GOAL OF THE EXERCISE: Show all lines containing "JSON" from the data below.

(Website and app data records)
[Start of Attachment]

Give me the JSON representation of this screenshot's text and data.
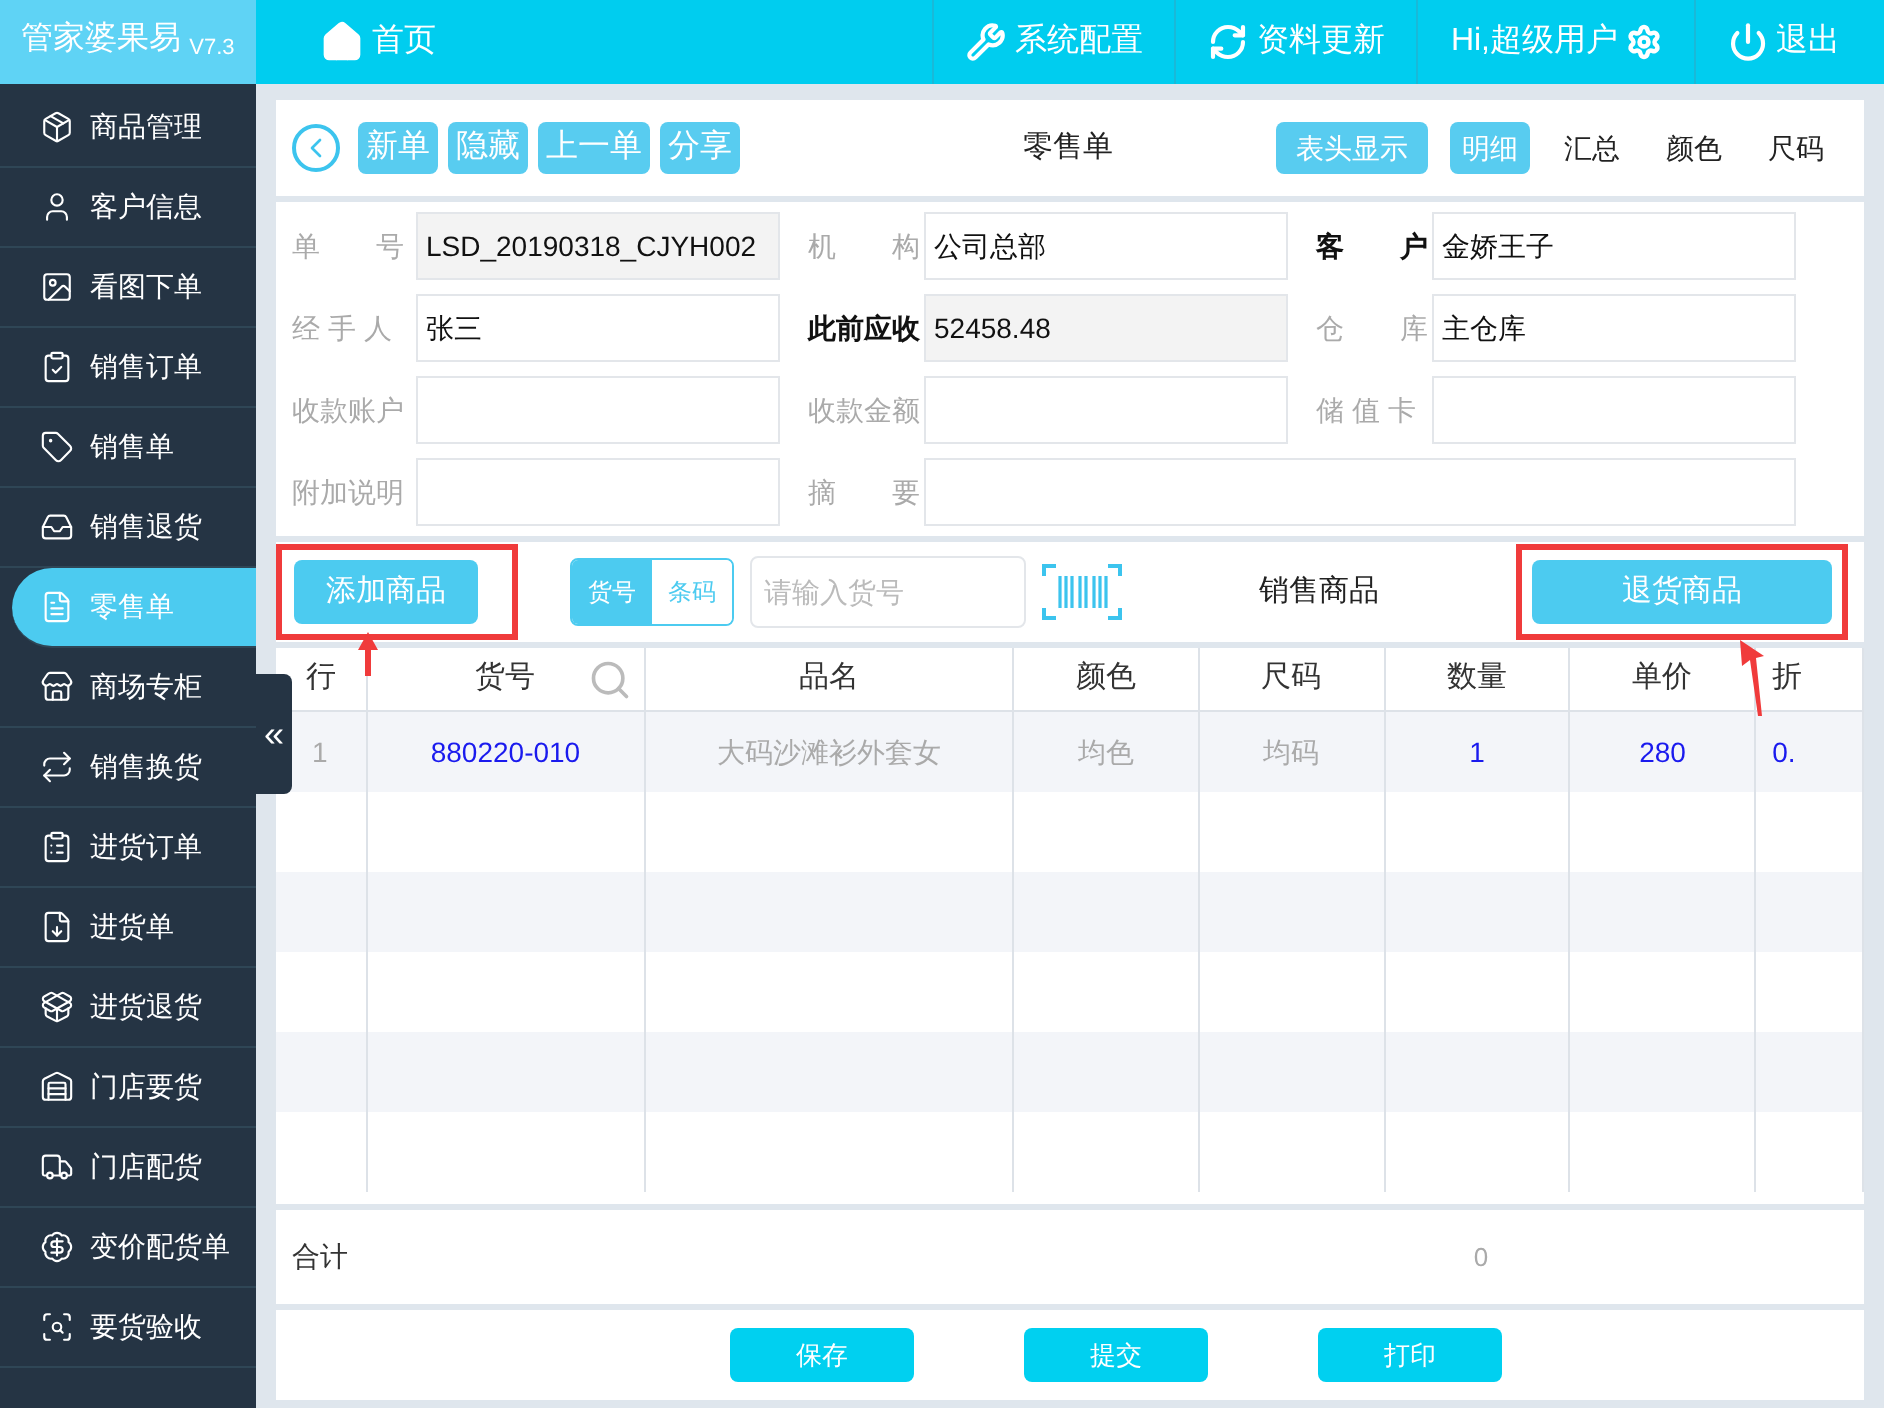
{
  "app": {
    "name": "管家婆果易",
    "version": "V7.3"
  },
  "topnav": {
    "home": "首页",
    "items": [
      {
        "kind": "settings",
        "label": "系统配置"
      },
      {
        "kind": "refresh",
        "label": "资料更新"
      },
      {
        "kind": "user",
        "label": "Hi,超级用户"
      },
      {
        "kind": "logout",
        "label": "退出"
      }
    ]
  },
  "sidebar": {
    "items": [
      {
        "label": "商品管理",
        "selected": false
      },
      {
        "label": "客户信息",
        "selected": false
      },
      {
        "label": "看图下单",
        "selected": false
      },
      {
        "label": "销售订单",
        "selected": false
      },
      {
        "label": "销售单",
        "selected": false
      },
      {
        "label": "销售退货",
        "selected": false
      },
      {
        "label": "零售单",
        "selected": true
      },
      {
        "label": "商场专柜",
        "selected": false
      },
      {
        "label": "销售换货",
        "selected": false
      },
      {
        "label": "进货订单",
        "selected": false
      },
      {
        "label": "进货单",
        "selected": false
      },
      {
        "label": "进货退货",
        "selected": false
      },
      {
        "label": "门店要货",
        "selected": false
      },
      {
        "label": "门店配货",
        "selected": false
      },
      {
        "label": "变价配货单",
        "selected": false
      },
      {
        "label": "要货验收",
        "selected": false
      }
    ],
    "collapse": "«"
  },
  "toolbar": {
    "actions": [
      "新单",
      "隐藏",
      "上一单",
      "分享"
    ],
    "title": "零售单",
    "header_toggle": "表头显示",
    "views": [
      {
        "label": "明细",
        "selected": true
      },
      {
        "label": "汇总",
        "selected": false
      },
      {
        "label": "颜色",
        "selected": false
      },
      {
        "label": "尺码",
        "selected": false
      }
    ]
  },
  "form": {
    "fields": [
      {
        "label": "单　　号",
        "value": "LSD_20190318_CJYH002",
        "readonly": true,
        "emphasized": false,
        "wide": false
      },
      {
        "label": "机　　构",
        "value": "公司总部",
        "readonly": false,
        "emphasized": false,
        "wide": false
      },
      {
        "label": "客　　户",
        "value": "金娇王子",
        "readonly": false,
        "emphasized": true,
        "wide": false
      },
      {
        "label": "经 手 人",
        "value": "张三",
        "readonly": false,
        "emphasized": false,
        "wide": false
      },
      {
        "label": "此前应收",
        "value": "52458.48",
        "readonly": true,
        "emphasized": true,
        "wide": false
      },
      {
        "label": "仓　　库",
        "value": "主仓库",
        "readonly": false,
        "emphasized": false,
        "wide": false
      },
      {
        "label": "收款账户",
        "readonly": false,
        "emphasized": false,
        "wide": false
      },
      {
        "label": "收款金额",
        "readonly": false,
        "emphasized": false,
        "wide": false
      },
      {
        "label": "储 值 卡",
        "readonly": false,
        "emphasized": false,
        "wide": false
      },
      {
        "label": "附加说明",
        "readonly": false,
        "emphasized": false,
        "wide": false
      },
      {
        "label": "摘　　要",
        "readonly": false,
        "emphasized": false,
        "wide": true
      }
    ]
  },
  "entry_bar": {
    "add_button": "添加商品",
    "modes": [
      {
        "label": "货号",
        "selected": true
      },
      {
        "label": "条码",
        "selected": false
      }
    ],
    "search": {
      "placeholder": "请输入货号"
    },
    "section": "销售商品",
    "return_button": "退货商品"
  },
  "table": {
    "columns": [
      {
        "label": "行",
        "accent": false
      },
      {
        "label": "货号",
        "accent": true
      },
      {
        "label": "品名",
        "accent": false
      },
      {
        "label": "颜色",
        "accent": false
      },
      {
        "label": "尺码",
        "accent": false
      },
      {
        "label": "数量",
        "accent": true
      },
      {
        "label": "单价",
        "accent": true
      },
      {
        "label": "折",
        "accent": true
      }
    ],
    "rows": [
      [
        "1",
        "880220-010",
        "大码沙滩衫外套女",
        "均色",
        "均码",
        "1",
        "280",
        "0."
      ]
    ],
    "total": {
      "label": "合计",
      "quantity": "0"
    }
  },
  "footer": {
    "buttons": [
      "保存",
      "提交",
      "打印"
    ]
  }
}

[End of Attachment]
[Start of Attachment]

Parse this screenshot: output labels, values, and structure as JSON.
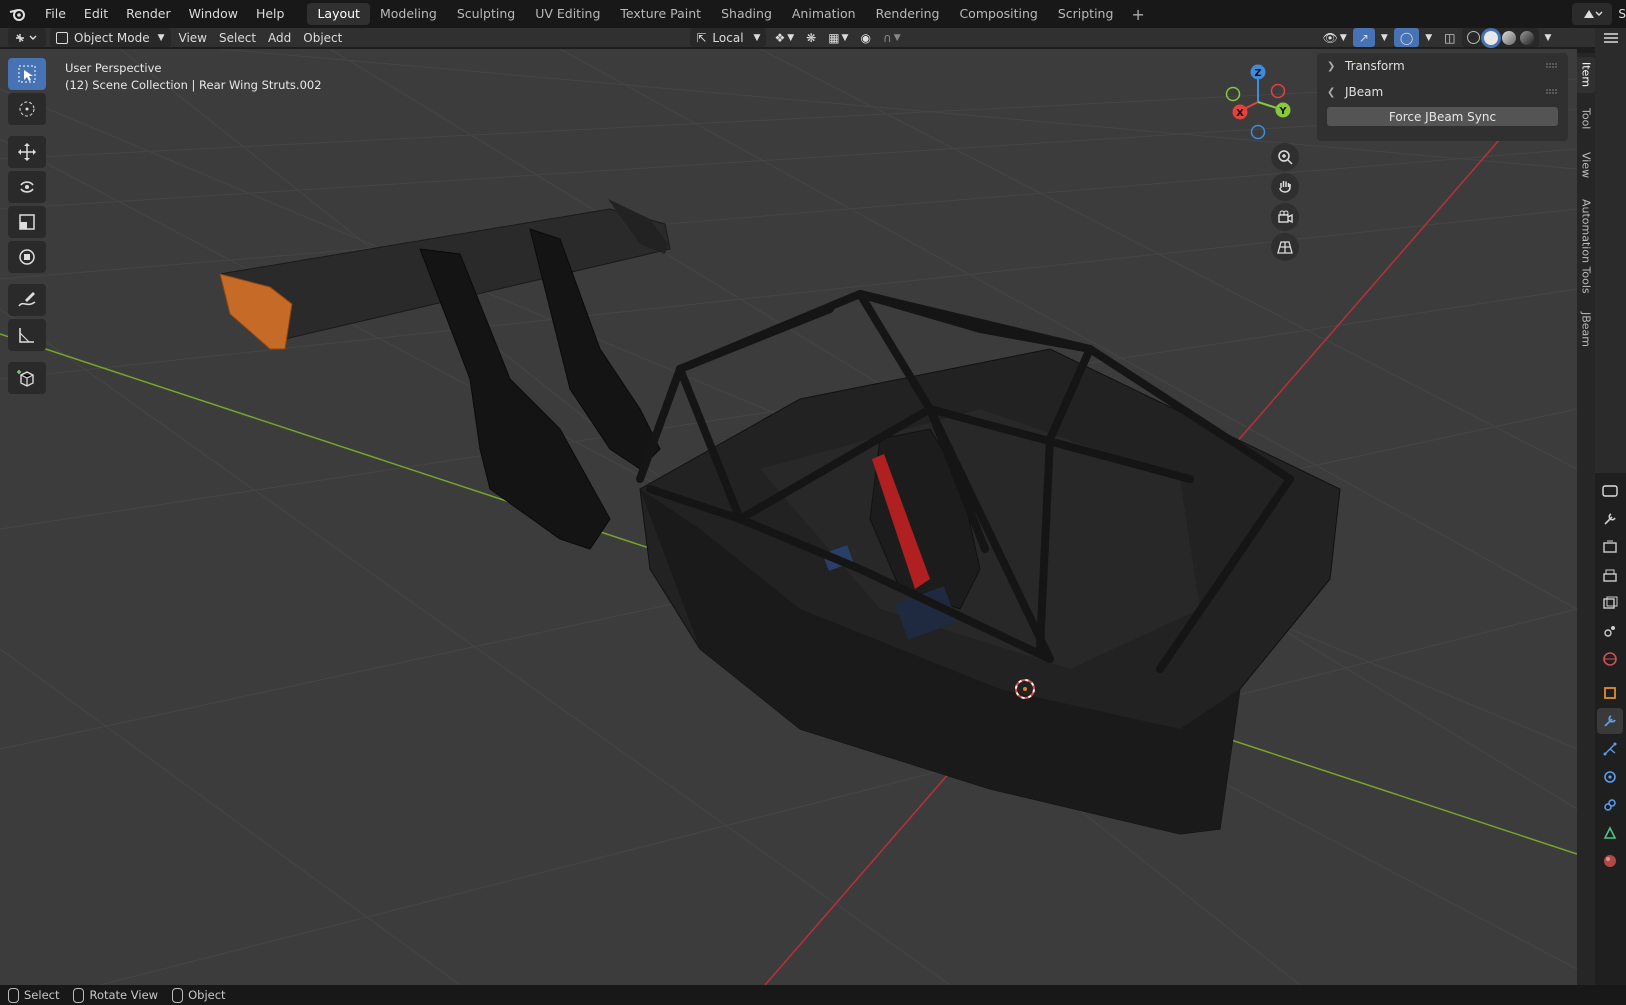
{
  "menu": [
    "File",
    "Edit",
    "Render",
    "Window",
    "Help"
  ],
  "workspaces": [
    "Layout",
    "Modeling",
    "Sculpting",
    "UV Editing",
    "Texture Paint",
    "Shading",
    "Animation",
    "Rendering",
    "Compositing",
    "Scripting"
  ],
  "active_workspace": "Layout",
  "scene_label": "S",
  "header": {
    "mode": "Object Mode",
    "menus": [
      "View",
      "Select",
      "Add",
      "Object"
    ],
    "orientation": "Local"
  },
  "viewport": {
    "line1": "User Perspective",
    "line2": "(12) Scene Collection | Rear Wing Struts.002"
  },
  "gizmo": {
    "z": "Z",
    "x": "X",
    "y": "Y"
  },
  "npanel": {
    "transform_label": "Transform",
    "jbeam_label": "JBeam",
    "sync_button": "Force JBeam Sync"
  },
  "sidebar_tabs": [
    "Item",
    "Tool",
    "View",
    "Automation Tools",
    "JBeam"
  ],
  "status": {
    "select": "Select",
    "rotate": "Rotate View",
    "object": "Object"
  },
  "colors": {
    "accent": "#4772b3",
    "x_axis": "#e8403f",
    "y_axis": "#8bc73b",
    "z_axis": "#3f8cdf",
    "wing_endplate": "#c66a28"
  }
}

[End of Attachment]

SOLUTION TO THE EXERCISE:
Give me the JSON representation of this screenshot's text and data.
Parse this screenshot: output labels, values, and structure as JSON.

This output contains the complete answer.